Could someone show me the circuit and what parts I should be using. Thanks!!!

Do not connect 12 in some way to the Arduin pins. The Arduino will be broken.
The 12V will go via the light into the Arduino pin, destroying about everything.

The pins (as output) can supply 40mA, but 20mA is a safe value.
So if an output pin is 5V, it can supply 20mA.
And if an output pin is 0V, it can ground 20mA.

You need a transistor or mosfet or relay to control the lights.

Hi! Just getting started in this - don't know if I'm going up the wrong tree. I want to use a program to make 12 volt light blubs blink.

Perfectly possible with an Arduino.

The bulbs have 12 volts wired to them

I presume these are filament bulbs and not LEDs

  • can I get a ground to each bulb using the digital output port on the Arduino.

Not the way to do it. You'll have to use a transistor to switch each bulb on/off, as each output pin on an Arduino can only supply 40mA. Not enough for a filament bulb.

I have not purchased one yet - thought it would be a good idea to see if this is possible.

You'll not be able to blink filament lamps quickly, as they take time to reach full brightness when you turn them on and time to stop shining when you turn them off. Fast blinking will make them give a continuous dull light,

You might find it more expedient to follow SOP on the forum . It is customary to begin your first post by stating your OBJECTIVE.
Include :
LINKS to vendors of equipment that is having issues.
Point being , I am sure this is going somewhere but at the moment nobody knows because all we know is that sometime somewhere , for reasons we may never know, some 12 V lights are going to blink. If you just spill the beans we can design this circuit and you can get busy blinking lights.

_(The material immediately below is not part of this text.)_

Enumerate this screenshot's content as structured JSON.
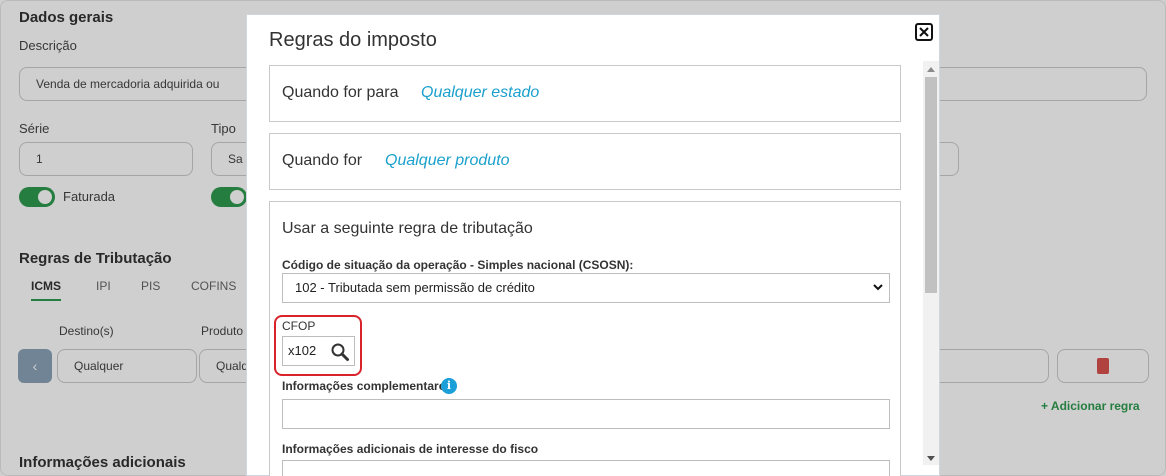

Go ahead, buy one, play with it, write a sketch to flash one lamp with a MOSFET, add more lamps.
Have fun.